Hair and nails are often used to prove drug intake over several months. However, it is impossible to determine the day of drug intake by conventional segmental analysis of bulk samples. To improve this segmental analysis, we prepared accurate 0.4-mm hair and 0.2-mm nail segments, which correspond to their respective growth rates of 1-2 days, using a tissue slicer. The aim of this study was to develop an efficient method to extract drugs from a single sub-millimeter segment of hair and nail. Hair and nails were collected from a subject who was administered a single dose of chlorpheniramine. Four drug extraction methods based on different principles such as sonication, microwaves, micropulverization, and alkaline dissolution were compared. Short-duration sonication followed by long-duration soaking served the aim.
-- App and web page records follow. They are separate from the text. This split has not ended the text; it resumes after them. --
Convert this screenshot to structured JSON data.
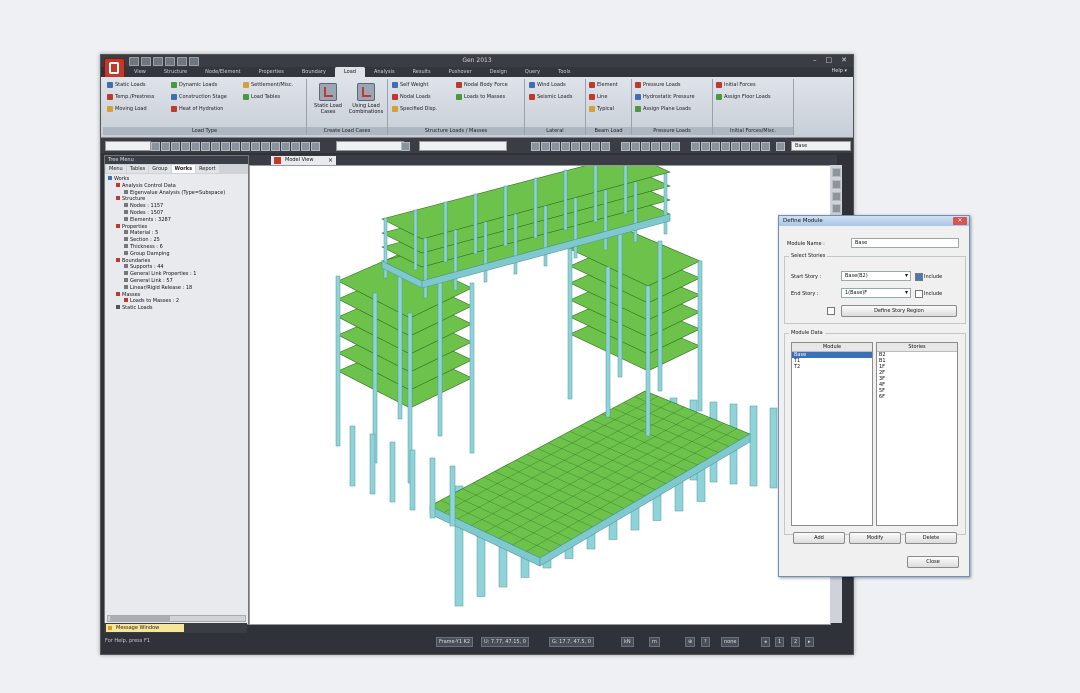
{
  "window": {
    "title": "Gen 2013",
    "controls": [
      "–",
      "□",
      "✕"
    ],
    "help": "Help ▾"
  },
  "menus": [
    "View",
    "Structure",
    "Node/Element",
    "Properties",
    "Boundary",
    "Load",
    "Analysis",
    "Results",
    "Pushover",
    "Design",
    "Query",
    "Tools"
  ],
  "active_menu": "Load",
  "ribbon": {
    "groups": [
      "Load Type",
      "Create Load Cases",
      "Structure Loads / Masses",
      "Lateral",
      "Beam Load",
      "Pressure Loads",
      "Initial Forces/Misc."
    ],
    "load_type": [
      "Static Loads",
      "Dynamic Loads",
      "Settlement/Misc.",
      "Temp./Prestress",
      "Construction Stage",
      "Load Tables",
      "Moving Load",
      "Heat of Hydration"
    ],
    "create_load_cases": [
      "Static Load Cases",
      "Using Load Combinations"
    ],
    "structure_loads": [
      "Self Weight",
      "Nodal Body Force",
      "Nodal Loads",
      "Loads to Masses",
      "Specified Disp."
    ],
    "lateral": [
      "Wind Loads",
      "Seismic Loads"
    ],
    "beam_load": [
      "Element",
      "Line",
      "Typical"
    ],
    "pressure": [
      "Pressure Loads",
      "Hydrostatic Pressure",
      "Assign Plane Loads"
    ],
    "initial": [
      "Initial Forces",
      "Assign Floor Loads"
    ]
  },
  "toolbar": {
    "selector": "Base"
  },
  "worktree": {
    "title": "Tree Menu",
    "tabs": [
      "Menu",
      "Tables",
      "Group",
      "Works",
      "Report"
    ],
    "active_tab": "Works",
    "items": [
      "Works",
      "Analysis Control Data",
      "Eigenvalue Analysis (Type=Subspace)",
      "Structure",
      "Nodes : 1157",
      "Nodes : 1507",
      "Elements : 3287",
      "Properties",
      "Material : 5",
      "Section : 25",
      "Thickness : 6",
      "Group Damping",
      "Boundaries",
      "Supports : 44",
      "General Link Properties : 1",
      "General Link : 57",
      "Linear/Rigid Release : 18",
      "Masses",
      "Loads to Masses : 2",
      "Static Loads"
    ]
  },
  "view": {
    "tab": "Model View"
  },
  "dialog": {
    "title": "Define Module",
    "module_name_label": "Module Name :",
    "module_name": "Base",
    "select_stories": "Select Stories",
    "start_story_label": "Start Story :",
    "start_story": "Base(B2)",
    "end_story_label": "End Story :",
    "end_story": "1(Base)F",
    "include": "Include",
    "define_story_region": "Define Story Region",
    "module_data": "Module Data",
    "col_module": "Module",
    "col_stories": "Stories",
    "modules": [
      "Base",
      "T1",
      "T2"
    ],
    "stories": [
      "B2",
      "B1",
      "1F",
      "2F",
      "3F",
      "4F",
      "5F",
      "6F"
    ],
    "add": "Add",
    "modify": "Modify",
    "delete": "Delete",
    "close": "Close"
  },
  "messages": {
    "tab": "Message Window"
  },
  "status": {
    "help": "For Help, press F1",
    "frame": "Frame-Y1 K2",
    "coord1": "U: 7.77, 47.15, 0",
    "coord2": "G: 17.7, 47.5, 0",
    "unit1": "kN",
    "unit2": "m",
    "unit3": "none",
    "page": "1",
    "page_total": "2"
  },
  "colors": {
    "slab": "#6cc24a",
    "frame": "#8fd3d8",
    "accent": "#c0392b",
    "selection": "#3b6fb6"
  }
}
Drug extraction from a sub-millimeter segment was performed in three steps as follows: a segment was first washed, followed by sonication for 10 min soaking in the extraction solution for 24 h. The drug concentrations in the three extracts from each segment were quantified using high performance liquid chromatography-tandem mass spectrometry. Each concentration was displayed on a single hair strand and a single nail block so that the first, second, and third extracts corresponded to components on the surface, in the outer layer, and within the sample, respectively. The distribution of chlorpheniramine in a hair successfully reflected the intake history. This method can be used in the future to measure the detailed distribution of drugs in a single hair and nail.
The swimming locomotion of fish involves a complex interplay between a deformable body and induced flow in the surrounding fluid. While innovative robotic devices, inspired by physicomechanical designs evolved in fish, have been created for underwater propulsion of large swimmers, scaling such powerful locomotion into micro-/nanoscale propulsion remains challenging. Here, a magnetically propelled fish-like artificial nanoswimmer is demonstrated that emulates the body and caudal fin propulsion swimming mechanism displayed by fish. To mimic the deformable fish body for periodic shape changes, template-electrosynthesized multisegment nanowire swimmers are used to construct the artificial nanofishes (diameter 200 nm; length 4.8 μm). The resulting nanofish consists a gold segment as the head, two nickel segments as the body, and one gold segment as the caudal fin, with three flexible porous silver hinges linking each segment. Under an oscillating magnetic field, the propulsive nickel elements bend the body and caudal fin periodically to generate travelling-wave motions with speeds exceeding 30 μm s(-1) . The propulsion dynamics is studied theoretically using the immersed boundary method. Such body-deformable nanofishes exhibit a high swimming efficiency and can serve as promising biomimetic nanorobotic devices for nanoscale biomedical applications.